I read, what was to me, quite an interesting blog post about different authors' contributing to different parts of the bible measured by analysing "linguistic fingerprints":
For millions of Jews and Christians, it’s a tenet of their faith that God is the author of the core text of the Hebrew Bible – the Torah, also known as the Pentateuch or the Five Books of Moses. But since the advent of modern biblical scholarship, academic researchers have believed the text was written by a number of different authors whose work could be identified by seemingly different ideological agendas and linguistic styles and the different names they used for God.[...]
The places in which the program disagreed with accepted scholarship might prove interesting leads for scholars.
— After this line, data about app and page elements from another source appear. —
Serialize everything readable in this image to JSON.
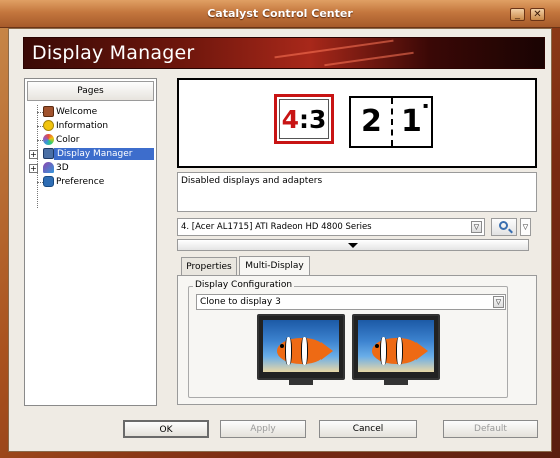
{
  "window": {
    "title": "Catalyst Control Center",
    "minimize_glyph": "_",
    "close_glyph": "✕"
  },
  "banner": {
    "title": "Display Manager"
  },
  "pages": {
    "header": "Pages",
    "items": [
      {
        "label": "Welcome",
        "icon": "welcome-icon",
        "color": "#a0522d"
      },
      {
        "label": "Information",
        "icon": "info-icon",
        "color": "#f1c40f"
      },
      {
        "label": "Color",
        "icon": "color-icon",
        "color": "#e74c3c"
      },
      {
        "label": "Display Manager",
        "icon": "display-manager-icon",
        "color": "#4a6fa5",
        "selected": true,
        "expandable": true
      },
      {
        "label": "3D",
        "icon": "3d-icon",
        "color": "#8e44ad",
        "expandable": true
      },
      {
        "label": "Preference",
        "icon": "preference-icon",
        "color": "#2e6db4"
      }
    ]
  },
  "preview": {
    "aspect_left": "4",
    "aspect_sep": ":",
    "aspect_right": "3",
    "display_left": "2",
    "display_right": "1",
    "display_mark": "▪"
  },
  "status_text": "Disabled displays and adapters",
  "adapter": {
    "value": "4.  [Acer AL1715] ATI Radeon HD 4800 Series",
    "arrow": "▽"
  },
  "tabs": [
    {
      "label": "Properties"
    },
    {
      "label": "Multi-Display",
      "active": true
    }
  ],
  "config": {
    "group_title": "Display Configuration",
    "value": "Clone to display 3",
    "arrow": "▽"
  },
  "buttons": {
    "ok": "OK",
    "apply": "Apply",
    "cancel": "Cancel",
    "default": "Default"
  },
  "colors": {
    "selection": "#3d6dcc",
    "accent_red": "#c81414",
    "banner": "#a8281a"
  }
}
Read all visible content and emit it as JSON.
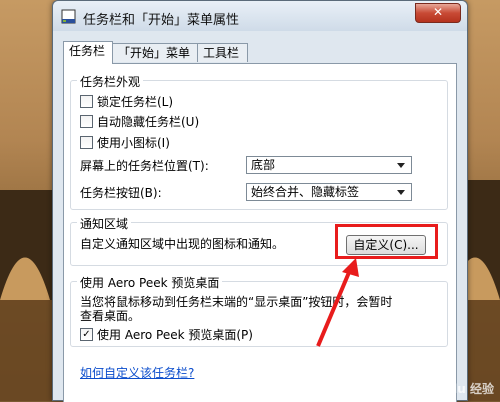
{
  "window": {
    "title": "任务栏和「开始」菜单属性",
    "close_symbol": "✕"
  },
  "tabs": [
    {
      "label": "任务栏",
      "selected": true
    },
    {
      "label": "「开始」菜单",
      "selected": false
    },
    {
      "label": "工具栏",
      "selected": false
    }
  ],
  "appearance": {
    "group_label": "任务栏外观",
    "lock_taskbar": {
      "label": "锁定任务栏(L)",
      "checked": false
    },
    "auto_hide": {
      "label": "自动隐藏任务栏(U)",
      "checked": false
    },
    "small_icons": {
      "label": "使用小图标(I)",
      "checked": false
    },
    "location": {
      "label": "屏幕上的任务栏位置(T):",
      "value": "底部"
    },
    "buttons": {
      "label": "任务栏按钮(B):",
      "value": "始终合并、隐藏标签"
    }
  },
  "notification": {
    "group_label": "通知区域",
    "description": "自定义通知区域中出现的图标和通知。",
    "customize_label": "自定义(C)..."
  },
  "aero_peek": {
    "group_label": "使用 Aero Peek 预览桌面",
    "description_line1": "当您将鼠标移动到任务栏末端的“显示桌面”按钮时，会暂时",
    "description_line2": "查看桌面。",
    "checkbox": {
      "label": "使用 Aero Peek 预览桌面(P)",
      "checked": true,
      "check_mark": "✓"
    }
  },
  "help_link": "如何自定义该任务栏?",
  "watermark": "Baidu 经验",
  "colors": {
    "annotation": "#e81c1c",
    "link": "#0b4dcc"
  }
}
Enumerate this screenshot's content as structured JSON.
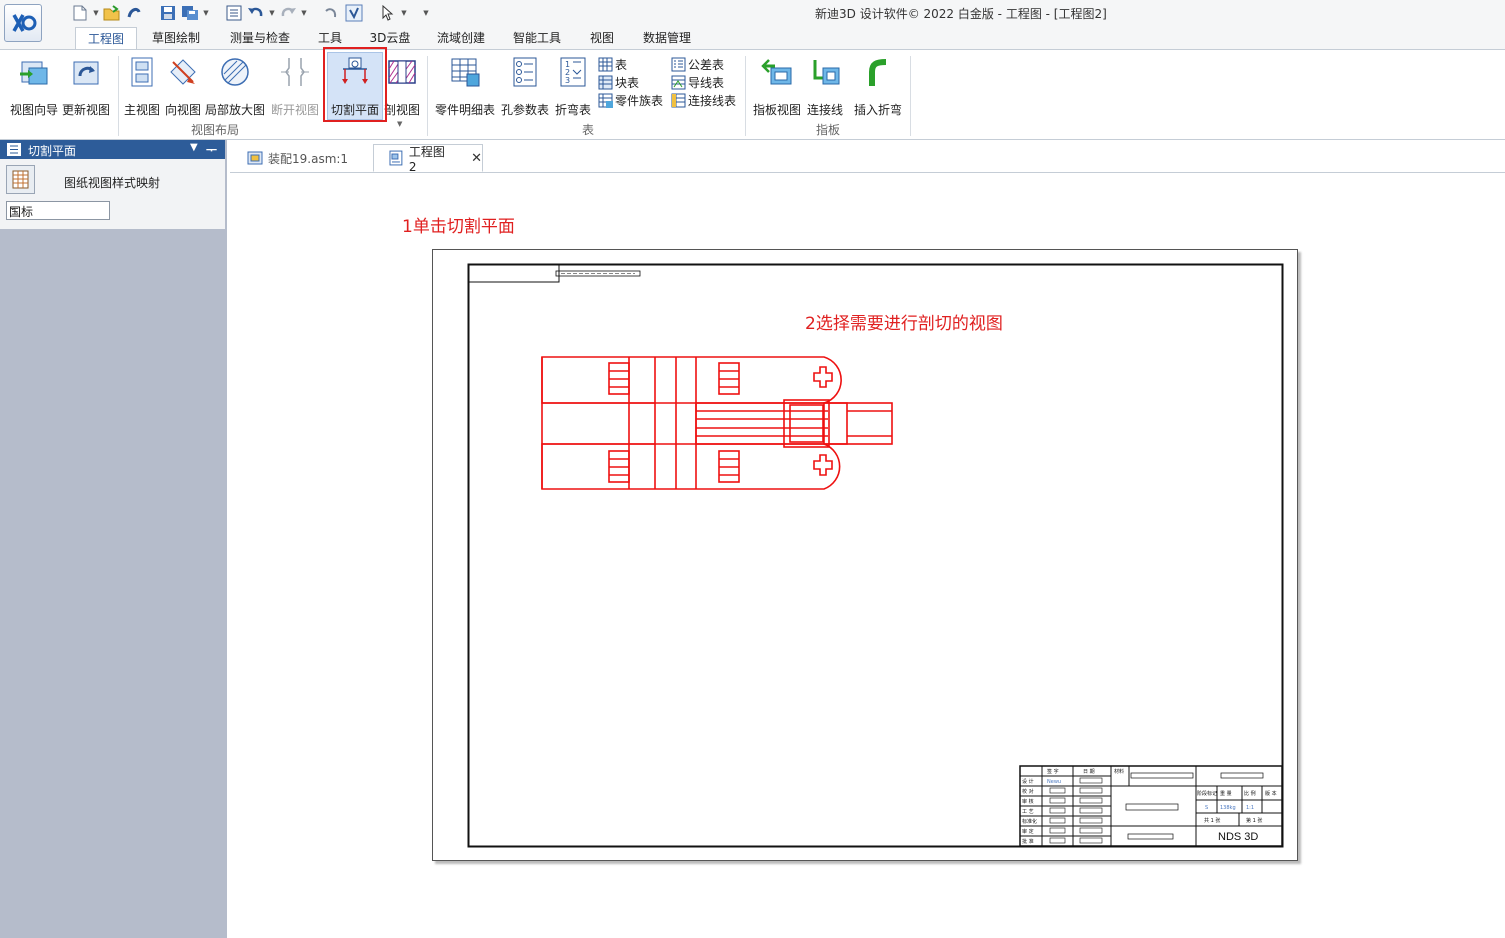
{
  "window": {
    "title": "新迪3D 设计软件© 2022 白金版 - 工程图 - [工程图2]"
  },
  "menu_tabs": [
    "工程图",
    "草图绘制",
    "测量与检查",
    "工具",
    "3D云盘",
    "流域创建",
    "智能工具",
    "视图",
    "数据管理"
  ],
  "ribbon": {
    "buttons": {
      "view_wizard": "视图向导",
      "update_view": "更新视图",
      "main_view": "主视图",
      "direction_view": "向视图",
      "detail_view": "局部放大图",
      "break_view": "断开视图",
      "cutting_plane": "切割平面",
      "section_view": "剖视图",
      "parts_list": "零件明细表",
      "hole_table": "孔参数表",
      "bend_table": "折弯表",
      "table": "表",
      "block_table": "块表",
      "part_family_table": "零件族表",
      "tolerance_table": "公差表",
      "wire_table": "导线表",
      "connector_table": "连接线表",
      "board_view": "指板视图",
      "connect_line": "连接线",
      "insert_bend": "插入折弯"
    },
    "groups": {
      "view_layout": "视图布局",
      "table": "表",
      "board": "指板"
    }
  },
  "left_panel": {
    "title": "切割平面",
    "mapping_label": "图纸视图样式映射",
    "standard_value": "国标"
  },
  "doc_tabs": [
    {
      "label": "装配19.asm:1",
      "active": false
    },
    {
      "label": "工程图2",
      "active": true
    }
  ],
  "annotations": {
    "step1": "1单击切割平面",
    "step2": "2选择需要进行剖切的视图"
  },
  "title_block": {
    "company": "NDS  3D",
    "headers": {
      "sign": "签 字",
      "date": "日 期",
      "material": "材料",
      "mark": "阶段标记",
      "weight": "重 量",
      "scale": "比 例",
      "version": "版 本"
    },
    "roles": [
      "设 计",
      "校 对",
      "审 核",
      "工 艺",
      "标准化",
      "审 定",
      "批 准"
    ],
    "designer": "Newu",
    "stage": "S",
    "weight_value": "138kg",
    "scale_value": "1:1",
    "sheets_total": "共 1 张",
    "sheet_no": "第 1 张"
  },
  "colors": {
    "accent": "#2b5797",
    "highlight": "#e02020",
    "view_line": "#ee1111",
    "panel_header": "#2d5c99",
    "panel_bg": "#b5bccb"
  }
}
The first chapter of Genesis, for example, is usually thought to have been written by the “priestly” author, but the software indicated it was not.[...]
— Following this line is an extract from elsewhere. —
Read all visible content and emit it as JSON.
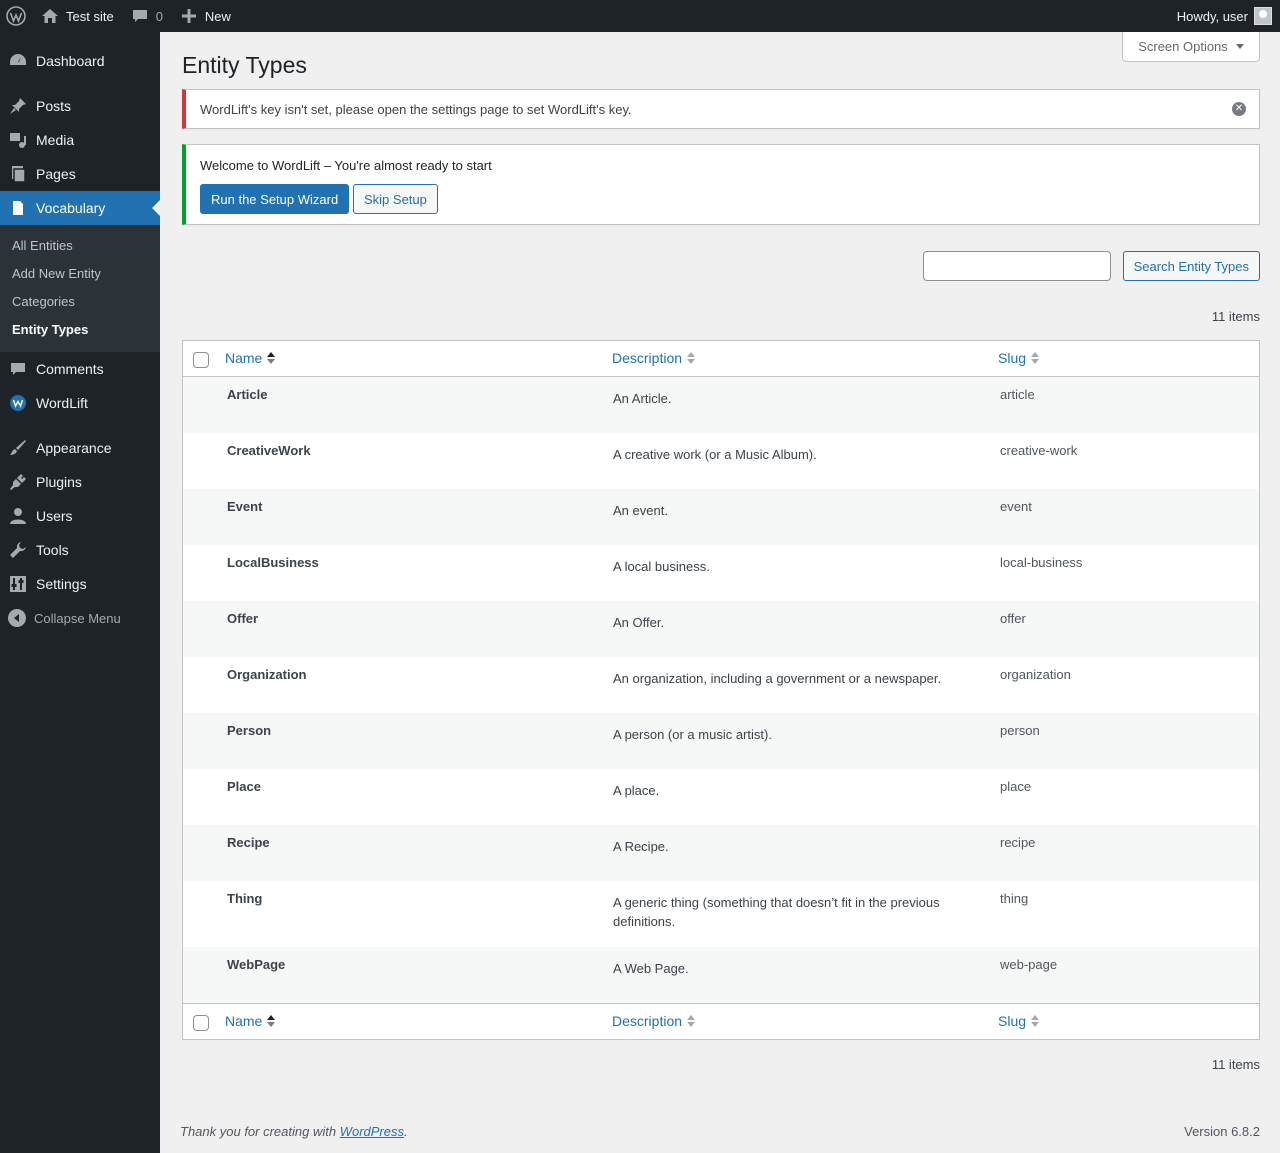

Similarly, the book of Isaiah is largely thought to have been written by two distinct authors, with the second author taking over after Chapter 39. The software’s results agreed that the book might have two authors, but suggested the second author’s section actually began six chapters earlier, in Chapter 33.
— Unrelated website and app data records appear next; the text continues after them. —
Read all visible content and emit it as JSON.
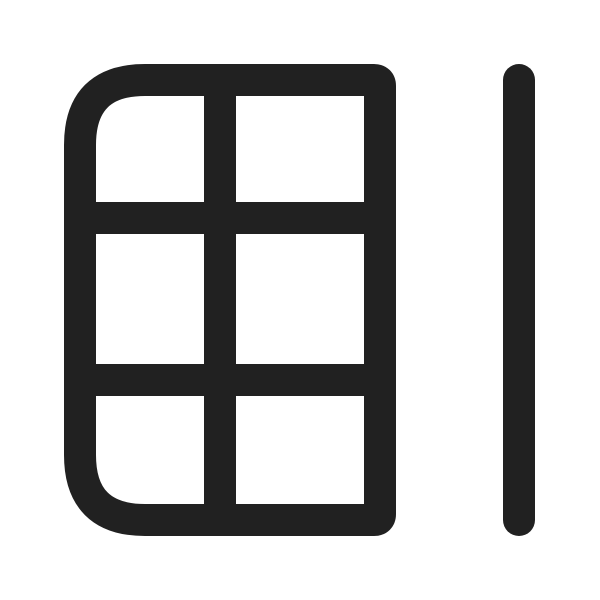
{
  "icon": {
    "name": "table-freeze-column-icon",
    "stroke_color": "#212121",
    "background_color": "#ffffff"
  }
}
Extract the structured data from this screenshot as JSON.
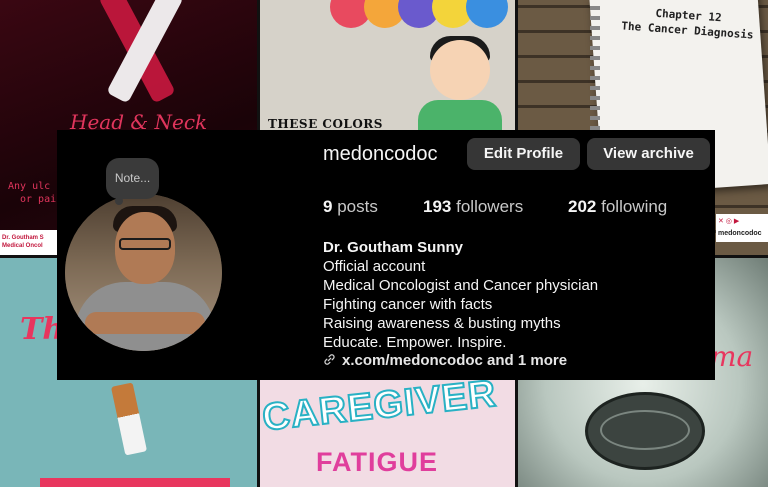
{
  "background_tiles": {
    "tile1": {
      "title": "Head & Neck",
      "side_text_1": "Any ulc",
      "side_text_2": "or pai",
      "strip_text_1": "Dr. Goutham S",
      "strip_text_2": "Medical Oncol"
    },
    "tile2": {
      "caption": "THESE COLORS"
    },
    "tile3": {
      "notebook_line_1": "Chapter 12",
      "notebook_line_2": "The Cancer Diagnosis",
      "handle": "medoncodoc"
    },
    "tile4": {
      "title": "The"
    },
    "tile5": {
      "title": "CAREGIVER",
      "subtitle": "FATIGUE"
    },
    "tile6": {
      "title": "ma"
    }
  },
  "profile": {
    "note": "Note...",
    "username": "medoncodoc",
    "edit_profile_label": "Edit Profile",
    "view_archive_label": "View archive",
    "stats": {
      "posts_count": "9",
      "posts_label": "posts",
      "followers_count": "193",
      "followers_label": "followers",
      "following_count": "202",
      "following_label": "following"
    },
    "bio": {
      "name": "Dr. Goutham Sunny",
      "lines": [
        "Official account",
        "Medical Oncologist and Cancer physician",
        "Fighting cancer with facts",
        "Raising awareness & busting myths",
        "Educate. Empower. Inspire."
      ],
      "link": "x.com/medoncodoc and 1 more"
    }
  },
  "colors": {
    "overlay_bg": "#000000",
    "button_bg": "#363636",
    "text_primary": "#f5f5f5",
    "text_secondary": "#c8c8c8"
  }
}
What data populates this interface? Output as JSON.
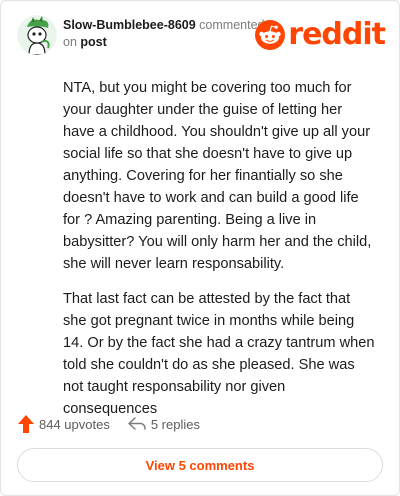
{
  "header": {
    "username": "Slow-Bumblebee-8609",
    "action_text": "commented",
    "on_text": "on",
    "post_link": "post",
    "brand": "reddit"
  },
  "comment": {
    "paragraphs": [
      "NTA, but you might be covering too much for your daughter under the guise of letting her have a childhood. You shouldn't give up all your social life so that she doesn't have to give up anything. Covering for her finantially so she doesn't have to work and can build a good life for ? Amazing parenting. Being a live in babysitter? You will only harm her and the child, she will never learn responsability.",
      "That last fact can be attested by the fact that she got pregnant twice in months while being 14. Or by the fact she had a crazy tantrum when told she couldn't do as she pleased. She was not taught responsability nor given consequences"
    ]
  },
  "actions": {
    "upvotes": "844 upvotes",
    "replies": "5 replies"
  },
  "view_comments_label": "View 5 comments",
  "colors": {
    "brand": "#ff4500",
    "text": "#1c1c1c",
    "muted": "#7c7c7c"
  },
  "icons": {
    "avatar": "snoo-avatar-icon",
    "logo": "reddit-snoo-icon",
    "upvote": "upvote-arrow-icon",
    "reply": "reply-arrow-icon"
  }
}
I asked a question more related to nature and operationalization of "linguistic fingerprint" on linguistics.SE. Here I would like to know, how many authors are thought to have been contributing to bible according to current state of knowledge. Where do these "old-school" and computer-based techniques of analysing overlap and where not? I assume it's more a graphological way of analysis in biblical hermeneutics. Is the term "linguistic fingerprint" used here at all?